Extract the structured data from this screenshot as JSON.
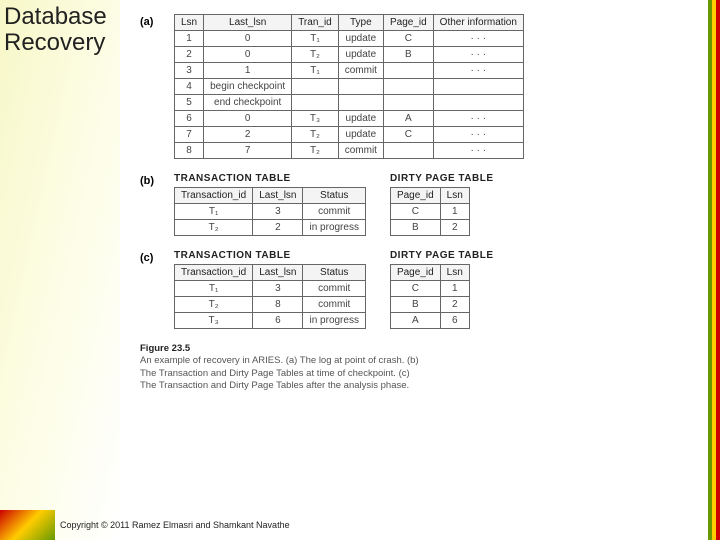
{
  "title_l1": "Database",
  "title_l2": "Recovery",
  "panel_a": {
    "label": "(a)",
    "chart_data": {
      "type": "table",
      "columns": [
        "Lsn",
        "Last_lsn",
        "Tran_id",
        "Type",
        "Page_id",
        "Other information"
      ],
      "rows": [
        [
          "1",
          "0",
          "T₁",
          "update",
          "C",
          "· · ·"
        ],
        [
          "2",
          "0",
          "T₂",
          "update",
          "B",
          "· · ·"
        ],
        [
          "3",
          "1",
          "T₁",
          "commit",
          "",
          "· · ·"
        ],
        [
          "4",
          "begin checkpoint",
          "",
          "",
          "",
          ""
        ],
        [
          "5",
          "end checkpoint",
          "",
          "",
          "",
          ""
        ],
        [
          "6",
          "0",
          "T₃",
          "update",
          "A",
          "· · ·"
        ],
        [
          "7",
          "2",
          "T₂",
          "update",
          "C",
          "· · ·"
        ],
        [
          "8",
          "7",
          "T₂",
          "commit",
          "",
          "· · ·"
        ]
      ]
    }
  },
  "panel_b": {
    "label": "(b)",
    "trans": {
      "title": "TRANSACTION TABLE",
      "chart_data": {
        "type": "table",
        "columns": [
          "Transaction_id",
          "Last_lsn",
          "Status"
        ],
        "rows": [
          [
            "T₁",
            "3",
            "commit"
          ],
          [
            "T₂",
            "2",
            "in progress"
          ]
        ]
      }
    },
    "dirty": {
      "title": "DIRTY PAGE TABLE",
      "chart_data": {
        "type": "table",
        "columns": [
          "Page_id",
          "Lsn"
        ],
        "rows": [
          [
            "C",
            "1"
          ],
          [
            "B",
            "2"
          ]
        ]
      }
    }
  },
  "panel_c": {
    "label": "(c)",
    "trans": {
      "title": "TRANSACTION TABLE",
      "chart_data": {
        "type": "table",
        "columns": [
          "Transaction_id",
          "Last_lsn",
          "Status"
        ],
        "rows": [
          [
            "T₁",
            "3",
            "commit"
          ],
          [
            "T₂",
            "8",
            "commit"
          ],
          [
            "T₃",
            "6",
            "in progress"
          ]
        ]
      }
    },
    "dirty": {
      "title": "DIRTY PAGE TABLE",
      "chart_data": {
        "type": "table",
        "columns": [
          "Page_id",
          "Lsn"
        ],
        "rows": [
          [
            "C",
            "1"
          ],
          [
            "B",
            "2"
          ],
          [
            "A",
            "6"
          ]
        ]
      }
    }
  },
  "caption": {
    "fig": "Figure 23.5",
    "text_l1": "An example of recovery in ARIES. (a) The log at point of crash. (b)",
    "text_l2": "The Transaction and Dirty Page Tables at time of checkpoint. (c)",
    "text_l3": "The Transaction and Dirty Page Tables after the analysis phase."
  },
  "copyright": "Copyright © 2011 Ramez Elmasri and Shamkant Navathe"
}
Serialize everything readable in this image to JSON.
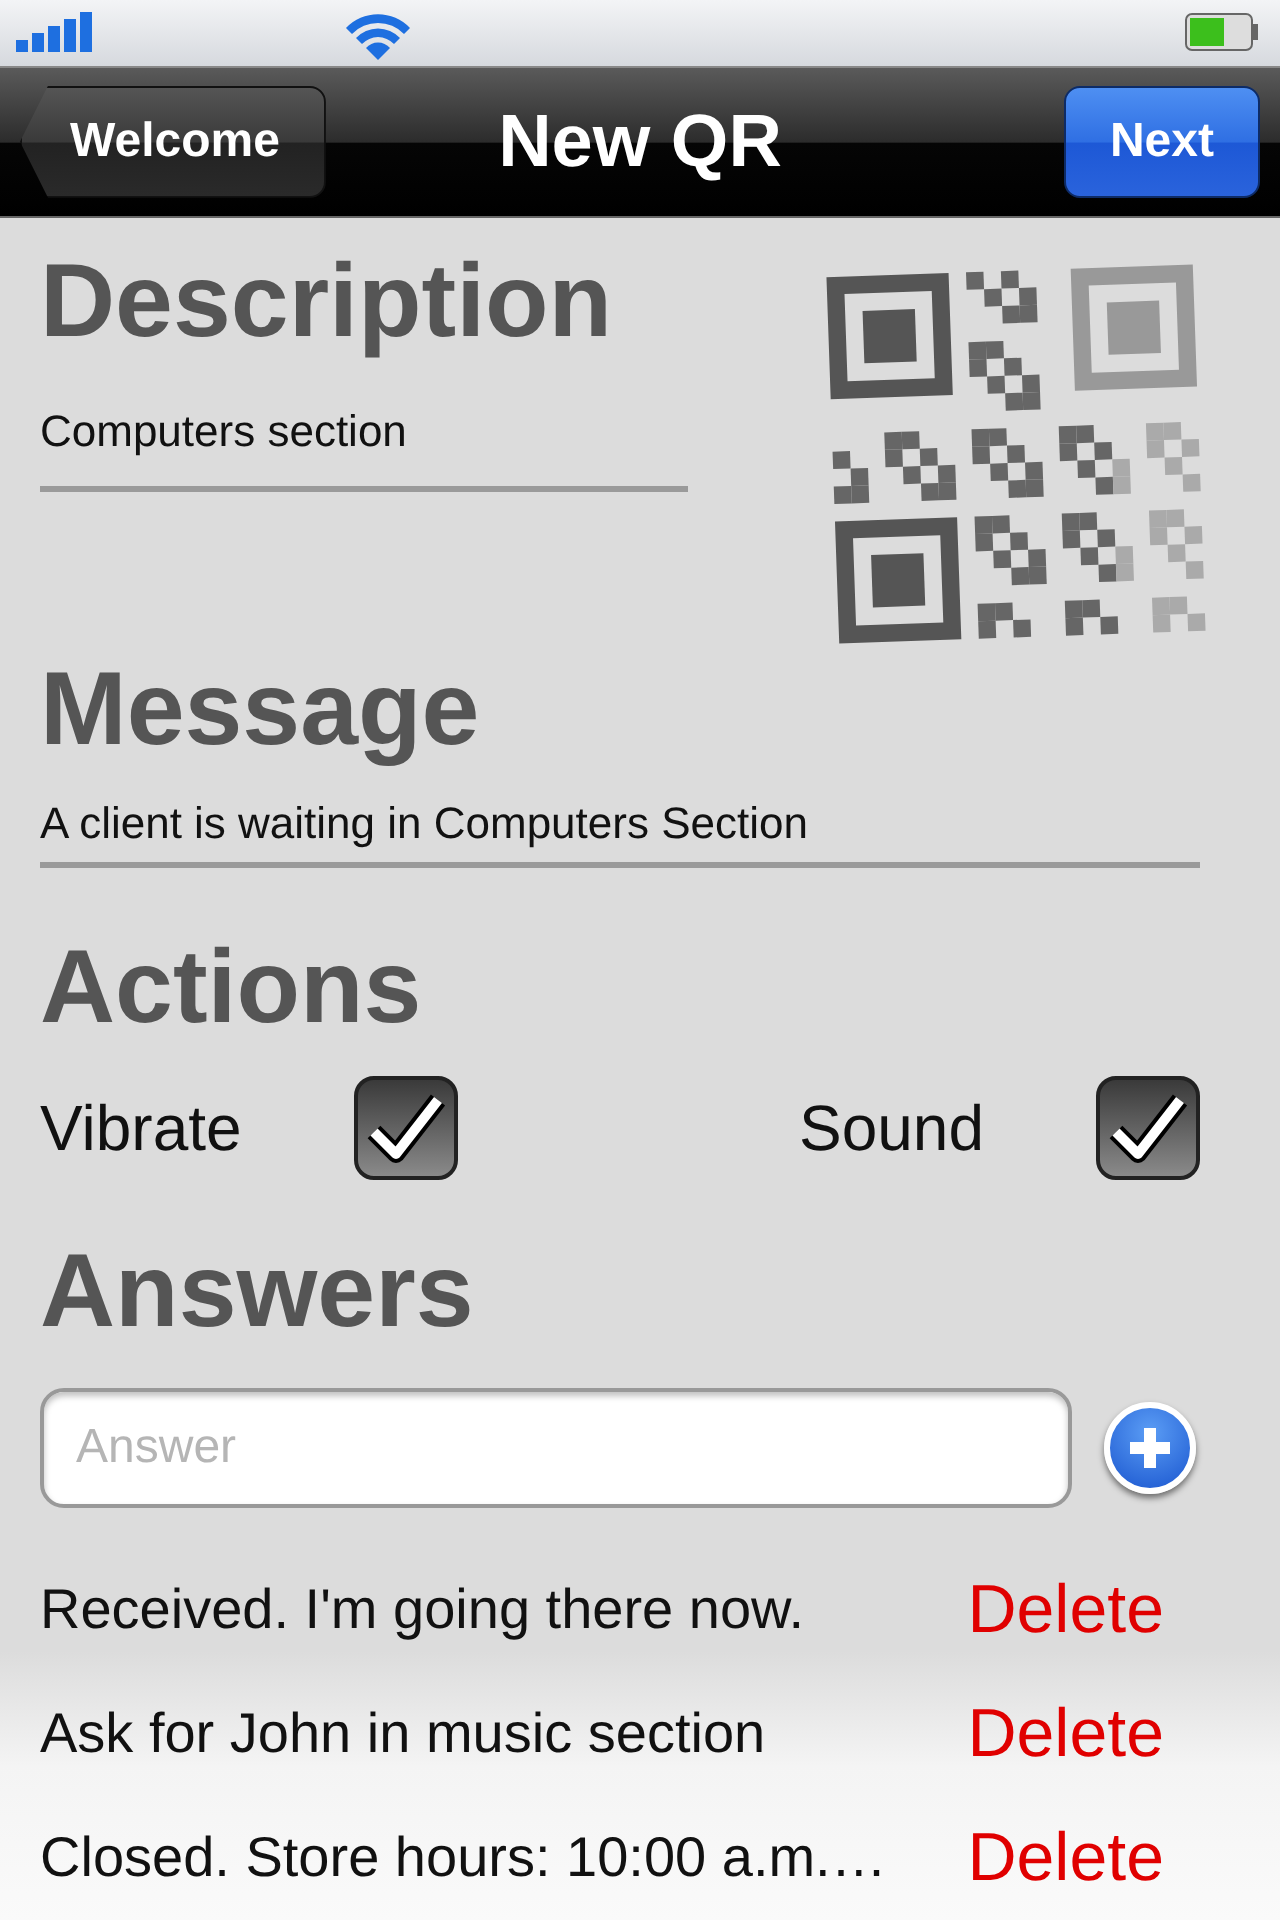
{
  "nav_bar": {
    "back_button": "Welcome",
    "title": "New QR",
    "next_button": "Next"
  },
  "description": {
    "heading": "Description",
    "value": "Computers section"
  },
  "qr_code": {
    "kind": "qr"
  },
  "message": {
    "heading": "Message",
    "value": "A client is waiting in Computers Section"
  },
  "actions": {
    "heading": "Actions",
    "options": [
      {
        "label": "Vibrate",
        "checked": true
      },
      {
        "label": "Sound",
        "checked": true
      }
    ]
  },
  "answers": {
    "heading": "Answers",
    "placeholder": "Answer",
    "items": [
      {
        "text": "Received. I'm going there now.",
        "action": "Delete"
      },
      {
        "text": "Ask for John in music section",
        "action": "Delete"
      },
      {
        "text": "Closed. Store hours: 10:00 a.m.…",
        "action": "Delete"
      }
    ]
  }
}
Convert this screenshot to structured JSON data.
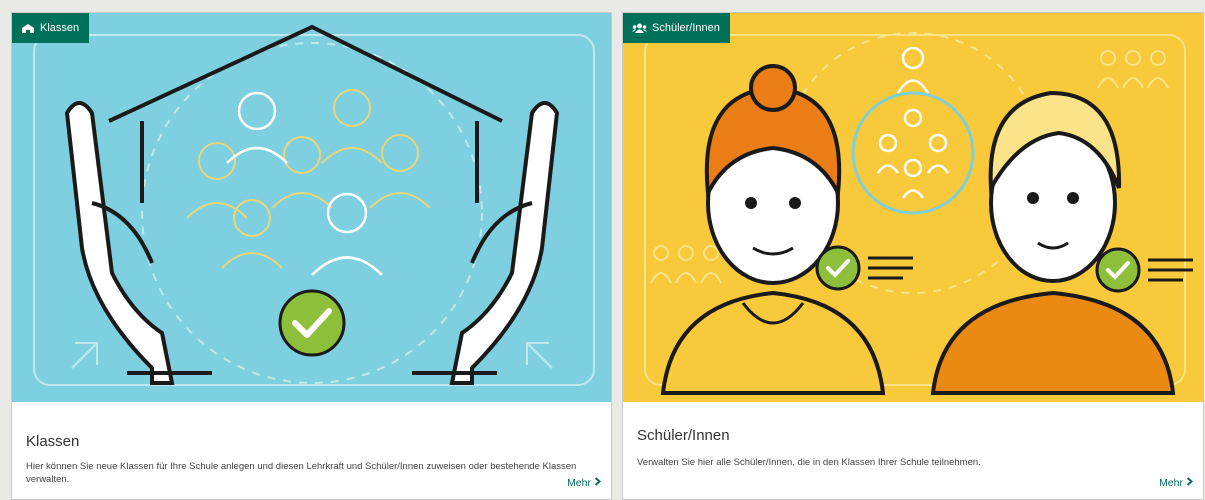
{
  "cards": [
    {
      "tag_label": "Klassen",
      "tag_icon": "school-icon",
      "title": "Klassen",
      "description": "Hier können Sie neue Klassen für Ihre Schule anlegen und diesen Lehrkraft und Schüler/Innen zuweisen oder bestehende Klassen verwalten.",
      "more_label": "Mehr",
      "illustration": "hands-protecting-class-illustration",
      "background_color": "#7ecfdf"
    },
    {
      "tag_label": "Schüler/Innen",
      "tag_icon": "users-icon",
      "title": "Schüler/Innen",
      "description": "Verwalten Sie hier alle Schüler/Innen, die in den Klassen Ihrer Schule teilnehmen.",
      "more_label": "Mehr",
      "illustration": "students-checked-illustration",
      "background_color": "#f8c93a"
    }
  ],
  "colors": {
    "accent": "#00705a",
    "check_green": "#8dbf3a"
  }
}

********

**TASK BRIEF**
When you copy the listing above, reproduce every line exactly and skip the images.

**REPLY TO THE TASK**
Extract the structured data from this screenshot as JSON.
{
  "title_l1": "Database",
  "title_l2": "Recovery",
  "panel_a": {
    "label": "(a)",
    "chart_data": {
      "type": "table",
      "columns": [
        "Lsn",
        "Last_lsn",
        "Tran_id",
        "Type",
        "Page_id",
        "Other information"
      ],
      "rows": [
        [
          "1",
          "0",
          "T₁",
          "update",
          "C",
          "· · ·"
        ],
        [
          "2",
          "0",
          "T₂",
          "update",
          "B",
          "· · ·"
        ],
        [
          "3",
          "1",
          "T₁",
          "commit",
          "",
          "· · ·"
        ],
        [
          "4",
          "begin checkpoint",
          "",
          "",
          "",
          ""
        ],
        [
          "5",
          "end checkpoint",
          "",
          "",
          "",
          ""
        ],
        [
          "6",
          "0",
          "T₃",
          "update",
          "A",
          "· · ·"
        ],
        [
          "7",
          "2",
          "T₂",
          "update",
          "C",
          "· · ·"
        ],
        [
          "8",
          "7",
          "T₂",
          "commit",
          "",
          "· · ·"
        ]
      ]
    }
  },
  "panel_b": {
    "label": "(b)",
    "trans": {
      "title": "TRANSACTION TABLE",
      "chart_data": {
        "type": "table",
        "columns": [
          "Transaction_id",
          "Last_lsn",
          "Status"
        ],
        "rows": [
          [
            "T₁",
            "3",
            "commit"
          ],
          [
            "T₂",
            "2",
            "in progress"
          ]
        ]
      }
    },
    "dirty": {
      "title": "DIRTY PAGE TABLE",
      "chart_data": {
        "type": "table",
        "columns": [
          "Page_id",
          "Lsn"
        ],
        "rows": [
          [
            "C",
            "1"
          ],
          [
            "B",
            "2"
          ]
        ]
      }
    }
  },
  "panel_c": {
    "label": "(c)",
    "trans": {
      "title": "TRANSACTION TABLE",
      "chart_data": {
        "type": "table",
        "columns": [
          "Transaction_id",
          "Last_lsn",
          "Status"
        ],
        "rows": [
          [
            "T₁",
            "3",
            "commit"
          ],
          [
            "T₂",
            "8",
            "commit"
          ],
          [
            "T₃",
            "6",
            "in progress"
          ]
        ]
      }
    },
    "dirty": {
      "title": "DIRTY PAGE TABLE",
      "chart_data": {
        "type": "table",
        "columns": [
          "Page_id",
          "Lsn"
        ],
        "rows": [
          [
            "C",
            "1"
          ],
          [
            "B",
            "2"
          ],
          [
            "A",
            "6"
          ]
        ]
      }
    }
  },
  "caption": {
    "fig": "Figure 23.5",
    "text_l1": "An example of recovery in ARIES. (a) The log at point of crash. (b)",
    "text_l2": "The Transaction and Dirty Page Tables at time of checkpoint. (c)",
    "text_l3": "The Transaction and Dirty Page Tables after the analysis phase."
  },
  "copyright": "Copyright © 2011 Ramez Elmasri and Shamkant Navathe"
}
Serialize everything readable in this image to JSON.
{
  "nav_bar": {
    "back_button": "Welcome",
    "title": "New QR",
    "next_button": "Next"
  },
  "description": {
    "heading": "Description",
    "value": "Computers section"
  },
  "qr_code": {
    "kind": "qr"
  },
  "message": {
    "heading": "Message",
    "value": "A client is waiting in Computers Section"
  },
  "actions": {
    "heading": "Actions",
    "options": [
      {
        "label": "Vibrate",
        "checked": true
      },
      {
        "label": "Sound",
        "checked": true
      }
    ]
  },
  "answers": {
    "heading": "Answers",
    "placeholder": "Answer",
    "items": [
      {
        "text": "Received. I'm going there now.",
        "action": "Delete"
      },
      {
        "text": "Ask for John in music section",
        "action": "Delete"
      },
      {
        "text": "Closed. Store hours: 10:00 a.m.…",
        "action": "Delete"
      }
    ]
  }
}
Convert this screenshot to structured JSON data.
{
  "cards": [
    {
      "tag_label": "Klassen",
      "tag_icon": "school-icon",
      "title": "Klassen",
      "description": "Hier können Sie neue Klassen für Ihre Schule anlegen und diesen Lehrkraft und Schüler/Innen zuweisen oder bestehende Klassen verwalten.",
      "more_label": "Mehr",
      "illustration": "hands-protecting-class-illustration",
      "background_color": "#7ecfdf"
    },
    {
      "tag_label": "Schüler/Innen",
      "tag_icon": "users-icon",
      "title": "Schüler/Innen",
      "description": "Verwalten Sie hier alle Schüler/Innen, die in den Klassen Ihrer Schule teilnehmen.",
      "more_label": "Mehr",
      "illustration": "students-checked-illustration",
      "background_color": "#f8c93a"
    }
  ],
  "colors": {
    "accent": "#00705a",
    "check_green": "#8dbf3a"
  }
}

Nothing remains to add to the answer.